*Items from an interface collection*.
----------

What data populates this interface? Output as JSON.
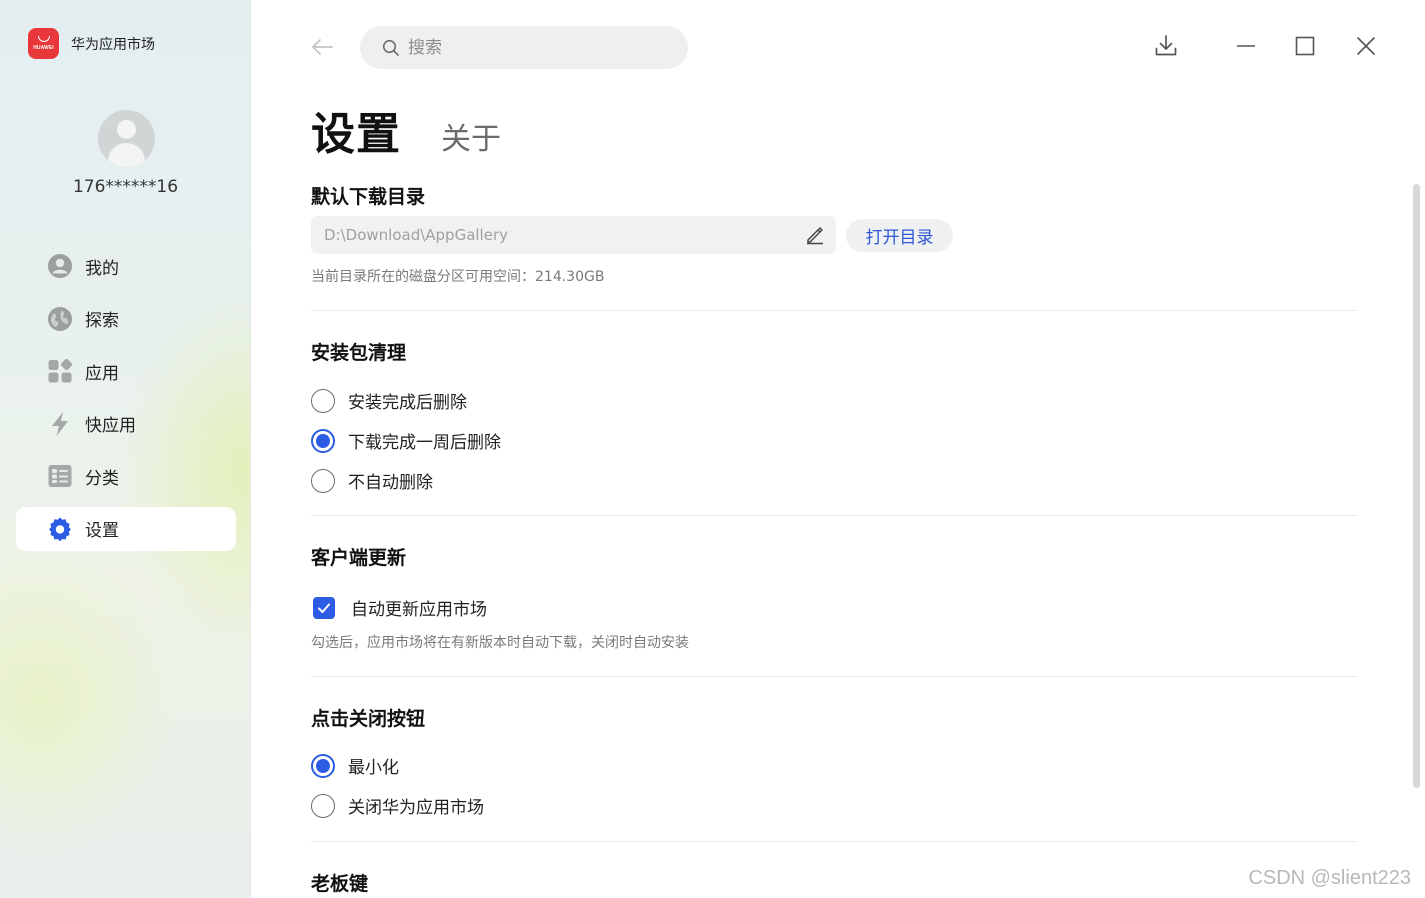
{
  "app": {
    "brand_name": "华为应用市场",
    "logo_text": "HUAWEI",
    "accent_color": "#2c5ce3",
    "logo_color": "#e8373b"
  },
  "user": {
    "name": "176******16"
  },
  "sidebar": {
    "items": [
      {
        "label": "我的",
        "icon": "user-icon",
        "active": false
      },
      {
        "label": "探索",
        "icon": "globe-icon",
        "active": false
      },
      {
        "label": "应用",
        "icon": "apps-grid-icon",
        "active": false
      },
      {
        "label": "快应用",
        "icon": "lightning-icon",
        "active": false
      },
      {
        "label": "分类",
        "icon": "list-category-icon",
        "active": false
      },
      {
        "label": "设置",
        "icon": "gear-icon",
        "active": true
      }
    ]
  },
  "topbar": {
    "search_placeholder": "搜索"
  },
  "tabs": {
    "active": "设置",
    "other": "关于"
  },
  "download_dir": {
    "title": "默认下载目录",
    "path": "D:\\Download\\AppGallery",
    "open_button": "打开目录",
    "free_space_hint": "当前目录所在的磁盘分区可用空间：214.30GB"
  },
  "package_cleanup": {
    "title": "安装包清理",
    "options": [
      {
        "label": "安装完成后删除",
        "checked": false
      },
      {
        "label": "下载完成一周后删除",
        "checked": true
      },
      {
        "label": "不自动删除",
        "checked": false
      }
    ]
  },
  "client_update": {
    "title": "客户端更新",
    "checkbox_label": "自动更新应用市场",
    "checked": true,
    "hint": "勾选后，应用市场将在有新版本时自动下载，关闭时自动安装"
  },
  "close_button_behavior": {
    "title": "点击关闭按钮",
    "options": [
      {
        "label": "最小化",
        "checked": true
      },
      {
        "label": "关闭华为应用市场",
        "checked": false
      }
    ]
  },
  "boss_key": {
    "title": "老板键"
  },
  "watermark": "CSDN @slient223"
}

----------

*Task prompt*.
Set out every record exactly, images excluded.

*Answer box*.
What data populates this interface? Output as JSON.
{
  "app": {
    "brand_name": "华为应用市场",
    "logo_text": "HUAWEI",
    "accent_color": "#2c5ce3",
    "logo_color": "#e8373b"
  },
  "user": {
    "name": "176******16"
  },
  "sidebar": {
    "items": [
      {
        "label": "我的",
        "icon": "user-icon",
        "active": false
      },
      {
        "label": "探索",
        "icon": "globe-icon",
        "active": false
      },
      {
        "label": "应用",
        "icon": "apps-grid-icon",
        "active": false
      },
      {
        "label": "快应用",
        "icon": "lightning-icon",
        "active": false
      },
      {
        "label": "分类",
        "icon": "list-category-icon",
        "active": false
      },
      {
        "label": "设置",
        "icon": "gear-icon",
        "active": true
      }
    ]
  },
  "topbar": {
    "search_placeholder": "搜索"
  },
  "tabs": {
    "active": "设置",
    "other": "关于"
  },
  "download_dir": {
    "title": "默认下载目录",
    "path": "D:\\Download\\AppGallery",
    "open_button": "打开目录",
    "free_space_hint": "当前目录所在的磁盘分区可用空间：214.30GB"
  },
  "package_cleanup": {
    "title": "安装包清理",
    "options": [
      {
        "label": "安装完成后删除",
        "checked": false
      },
      {
        "label": "下载完成一周后删除",
        "checked": true
      },
      {
        "label": "不自动删除",
        "checked": false
      }
    ]
  },
  "client_update": {
    "title": "客户端更新",
    "checkbox_label": "自动更新应用市场",
    "checked": true,
    "hint": "勾选后，应用市场将在有新版本时自动下载，关闭时自动安装"
  },
  "close_button_behavior": {
    "title": "点击关闭按钮",
    "options": [
      {
        "label": "最小化",
        "checked": true
      },
      {
        "label": "关闭华为应用市场",
        "checked": false
      }
    ]
  },
  "boss_key": {
    "title": "老板键"
  },
  "watermark": "CSDN @slient223"
}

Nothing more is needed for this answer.